Most have come since the late 1980s, first landing in the nation's traditional Portuguese-speaking enclaves around Boston and more recently congregating in central and South Florida.

Read the full story at

Retirement moves make a comeback!

Retirement moves, which dropped sharply during the worst of the recession, are making a comeback.

Florida, the top draw for movers 55 and older, is gaining about 55,000 older movers each year, more than twice the growth it saw after the housing bubble burst in the middle of the last decade, according to a Stateline analysis of Census Bureau numbers. Florida's annual growth for this age group is 138 percent.

Read more at Florida Realtors . . .

Monday, June 9, 2014

Looking for a Luxury Home?
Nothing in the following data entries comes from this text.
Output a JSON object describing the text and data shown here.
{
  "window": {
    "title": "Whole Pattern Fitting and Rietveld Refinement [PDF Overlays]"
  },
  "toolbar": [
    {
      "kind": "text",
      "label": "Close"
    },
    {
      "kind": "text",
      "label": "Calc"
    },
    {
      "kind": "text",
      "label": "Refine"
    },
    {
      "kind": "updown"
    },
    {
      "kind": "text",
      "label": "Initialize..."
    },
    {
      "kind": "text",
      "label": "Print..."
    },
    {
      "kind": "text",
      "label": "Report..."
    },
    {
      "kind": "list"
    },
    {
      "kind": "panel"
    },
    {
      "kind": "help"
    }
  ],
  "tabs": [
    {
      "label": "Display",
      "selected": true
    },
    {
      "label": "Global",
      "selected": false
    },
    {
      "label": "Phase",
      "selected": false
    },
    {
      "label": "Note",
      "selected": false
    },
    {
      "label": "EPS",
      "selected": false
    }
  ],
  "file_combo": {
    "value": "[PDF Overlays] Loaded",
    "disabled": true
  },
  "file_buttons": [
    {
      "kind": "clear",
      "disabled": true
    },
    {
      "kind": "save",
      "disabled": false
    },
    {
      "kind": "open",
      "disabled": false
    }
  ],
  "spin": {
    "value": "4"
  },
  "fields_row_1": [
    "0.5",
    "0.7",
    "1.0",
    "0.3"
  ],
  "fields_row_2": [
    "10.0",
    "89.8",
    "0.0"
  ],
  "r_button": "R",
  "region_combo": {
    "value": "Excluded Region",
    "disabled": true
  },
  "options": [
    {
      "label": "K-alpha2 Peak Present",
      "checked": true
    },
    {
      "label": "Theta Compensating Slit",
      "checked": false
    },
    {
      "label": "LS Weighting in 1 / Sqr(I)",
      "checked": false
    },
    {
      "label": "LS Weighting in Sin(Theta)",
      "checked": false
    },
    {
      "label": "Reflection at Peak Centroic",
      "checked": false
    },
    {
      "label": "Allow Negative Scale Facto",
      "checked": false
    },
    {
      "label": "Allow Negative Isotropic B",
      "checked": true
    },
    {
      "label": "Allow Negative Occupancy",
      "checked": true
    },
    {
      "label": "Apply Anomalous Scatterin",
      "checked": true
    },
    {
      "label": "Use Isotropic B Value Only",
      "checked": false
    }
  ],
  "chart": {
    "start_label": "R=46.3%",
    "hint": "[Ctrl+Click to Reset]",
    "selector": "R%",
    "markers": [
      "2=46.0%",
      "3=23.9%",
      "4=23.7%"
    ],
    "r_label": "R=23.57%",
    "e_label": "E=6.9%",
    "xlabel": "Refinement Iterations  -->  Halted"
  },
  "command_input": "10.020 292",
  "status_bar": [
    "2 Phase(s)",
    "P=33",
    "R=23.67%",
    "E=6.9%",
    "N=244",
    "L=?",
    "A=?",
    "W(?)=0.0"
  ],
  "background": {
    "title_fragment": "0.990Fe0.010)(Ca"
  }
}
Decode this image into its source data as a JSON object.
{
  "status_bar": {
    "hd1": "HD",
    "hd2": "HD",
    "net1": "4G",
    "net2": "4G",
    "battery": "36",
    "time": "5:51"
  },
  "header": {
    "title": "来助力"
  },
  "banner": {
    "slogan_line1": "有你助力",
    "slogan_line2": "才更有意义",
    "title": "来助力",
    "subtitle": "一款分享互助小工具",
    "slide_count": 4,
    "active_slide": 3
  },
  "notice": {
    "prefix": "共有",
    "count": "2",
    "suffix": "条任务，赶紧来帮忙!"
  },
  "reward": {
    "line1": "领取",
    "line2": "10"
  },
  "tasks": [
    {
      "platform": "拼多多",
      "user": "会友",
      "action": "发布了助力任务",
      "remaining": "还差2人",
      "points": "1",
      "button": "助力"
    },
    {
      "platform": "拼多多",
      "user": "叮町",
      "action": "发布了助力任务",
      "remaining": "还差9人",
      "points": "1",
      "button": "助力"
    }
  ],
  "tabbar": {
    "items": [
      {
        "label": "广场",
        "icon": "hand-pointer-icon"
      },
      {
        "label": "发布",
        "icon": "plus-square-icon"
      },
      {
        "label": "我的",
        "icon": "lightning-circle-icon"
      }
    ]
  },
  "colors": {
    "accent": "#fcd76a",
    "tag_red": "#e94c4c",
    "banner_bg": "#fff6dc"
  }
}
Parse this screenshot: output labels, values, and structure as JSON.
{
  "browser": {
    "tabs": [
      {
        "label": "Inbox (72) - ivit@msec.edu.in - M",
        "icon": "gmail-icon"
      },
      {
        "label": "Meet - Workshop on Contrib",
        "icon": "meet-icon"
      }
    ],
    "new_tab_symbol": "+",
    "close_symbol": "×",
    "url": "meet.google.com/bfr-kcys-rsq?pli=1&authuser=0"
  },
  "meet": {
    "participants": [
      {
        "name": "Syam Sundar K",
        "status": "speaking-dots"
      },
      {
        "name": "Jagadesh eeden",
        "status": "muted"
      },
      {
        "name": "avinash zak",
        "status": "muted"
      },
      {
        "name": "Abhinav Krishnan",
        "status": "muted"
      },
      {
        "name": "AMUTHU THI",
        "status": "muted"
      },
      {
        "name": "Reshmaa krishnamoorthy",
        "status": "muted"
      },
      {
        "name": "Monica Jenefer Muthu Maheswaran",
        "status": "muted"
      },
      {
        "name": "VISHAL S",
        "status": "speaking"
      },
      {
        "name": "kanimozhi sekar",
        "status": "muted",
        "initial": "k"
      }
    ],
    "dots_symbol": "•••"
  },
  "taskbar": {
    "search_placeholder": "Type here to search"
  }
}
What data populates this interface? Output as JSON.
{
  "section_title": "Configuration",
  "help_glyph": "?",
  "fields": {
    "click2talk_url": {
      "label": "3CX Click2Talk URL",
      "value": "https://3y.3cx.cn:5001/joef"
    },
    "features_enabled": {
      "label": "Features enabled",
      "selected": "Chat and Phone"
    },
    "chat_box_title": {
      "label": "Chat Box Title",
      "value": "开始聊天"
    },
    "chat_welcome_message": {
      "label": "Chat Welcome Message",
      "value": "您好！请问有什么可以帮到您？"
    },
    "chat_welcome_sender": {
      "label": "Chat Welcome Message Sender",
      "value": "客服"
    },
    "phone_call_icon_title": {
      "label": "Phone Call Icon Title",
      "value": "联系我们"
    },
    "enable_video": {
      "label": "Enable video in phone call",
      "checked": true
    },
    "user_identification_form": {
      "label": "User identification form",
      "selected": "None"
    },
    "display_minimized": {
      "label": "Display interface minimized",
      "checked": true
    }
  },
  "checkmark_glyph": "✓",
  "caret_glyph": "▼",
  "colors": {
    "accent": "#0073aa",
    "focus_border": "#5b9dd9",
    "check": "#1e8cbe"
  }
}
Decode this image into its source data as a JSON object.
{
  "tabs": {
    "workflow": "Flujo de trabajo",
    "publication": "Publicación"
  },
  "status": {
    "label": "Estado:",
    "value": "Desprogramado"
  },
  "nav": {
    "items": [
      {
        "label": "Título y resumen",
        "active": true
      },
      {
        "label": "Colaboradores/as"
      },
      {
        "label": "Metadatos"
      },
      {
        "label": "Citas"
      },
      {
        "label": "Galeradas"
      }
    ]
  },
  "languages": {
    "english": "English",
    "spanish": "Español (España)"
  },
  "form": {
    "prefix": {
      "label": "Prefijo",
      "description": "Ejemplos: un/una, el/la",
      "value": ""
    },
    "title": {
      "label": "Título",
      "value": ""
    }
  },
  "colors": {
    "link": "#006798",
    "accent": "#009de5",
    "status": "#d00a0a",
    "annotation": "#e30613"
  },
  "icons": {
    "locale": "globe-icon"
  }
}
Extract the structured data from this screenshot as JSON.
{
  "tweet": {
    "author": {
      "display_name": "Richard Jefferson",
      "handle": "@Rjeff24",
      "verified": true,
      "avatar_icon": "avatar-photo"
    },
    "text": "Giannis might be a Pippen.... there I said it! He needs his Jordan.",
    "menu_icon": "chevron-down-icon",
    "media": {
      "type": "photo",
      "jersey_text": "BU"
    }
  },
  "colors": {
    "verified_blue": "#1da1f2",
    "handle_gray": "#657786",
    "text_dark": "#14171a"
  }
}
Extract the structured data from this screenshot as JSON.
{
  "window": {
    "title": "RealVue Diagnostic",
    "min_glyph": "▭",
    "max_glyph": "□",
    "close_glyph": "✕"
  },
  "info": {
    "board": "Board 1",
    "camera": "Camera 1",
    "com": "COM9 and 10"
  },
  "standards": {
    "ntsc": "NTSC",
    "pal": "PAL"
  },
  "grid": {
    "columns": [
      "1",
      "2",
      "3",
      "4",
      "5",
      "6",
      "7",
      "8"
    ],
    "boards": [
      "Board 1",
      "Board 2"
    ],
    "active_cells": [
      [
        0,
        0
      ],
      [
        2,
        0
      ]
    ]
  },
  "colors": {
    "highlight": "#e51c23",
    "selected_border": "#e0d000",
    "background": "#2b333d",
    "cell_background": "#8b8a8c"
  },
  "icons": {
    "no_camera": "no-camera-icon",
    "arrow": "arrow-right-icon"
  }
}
So is Everyone Else in Miami

Miami had a pretty good 2013. From one end of the price spectrum to the next, home sales were on the rise. Sales of the priciest homes, designated by their $2.9 million and above price tag, were up 26 percent and the other 99 percent were up seven percent.

Source:  Miami Agent Magazine (read more:

The Real Reason Construction Activity is Up

Overall construction spending in the U.S. economy rose 0.2% from March to April and 8.6% from April 2013, reaching a seasonally adjusted annual rate of $953.5 billion.

That was the big finding in the Census Bureau’s latest construction report, which also found that for the first four months of 2014, construction spending has amounted to $274.5 billion, or 8.9% above where it was during the same period in 2013.

On the surface, those are all great stats, especially given how shaky construction has been so far this year; however, as with all things construction in the post-bubble marketplace, things are not quite what they seem with the Census Bureau’s report, and we have multifamily housing to thank for that.

The Overwhelming Effect of Multifamily
We may seem a bit obsessed with multifamily housing, considering how often it pops up in our construction-related stories, but it really is at the center of the new construction marketplace right now, and April’s numbers only offered further proof of that.

Consider this: though single-family home construction rose by 14% year-over-year in April, and though remodeling rose 19% year-over-year, new construction for the multifamily marketplace rose an incredible 31%.

So once again, we have to reconcile with the fact that though construction continues to recover, it’s doing so at the pace of the industry’s soaring multifamily sector–and the fact that the majority of those multifamily units are being planned and constructed as rentals, rather than condos.

The Steady Improvement of Residential Construction
Still, we can’t completely disregard the progress that has been made in residential construction. At $378.5 billion in April, residential construction was pretty much flat from March, though it was up by 17% from last year, according to Bill McBride’s computations at Calculated Risk.

Also, though residential is down 44% from its early 2006 peak, it’s up 66% from the post-bubble low of 2009/2010, and is only expected to grow further as the market continues


Monday, June 2, 2014

Has Florida found the secret to saving the economy?

Ask your kids: Harry Potter’s magic can save the world. Or you can ask Rick Scott: Harry Potter has recently done more than a little to create the mini-boom that has turned Florida into one of the nation’s three fastest-growing states, giving Scott a fighting chance to hold on the to governorship this fall.

Smart investors, and citizens, should think about the minus-sized magician today when they look at the government’s new estimates of first-quarter gross domestic product . Because what went right in Florida, which has built an investment boom around the reported $260 million that Universal spent on the now four-year-old Wizarding World of Harry Potter , is the flip side of what’s wrong with the national economy.

Florida is surging because . . .Read more at Market Watch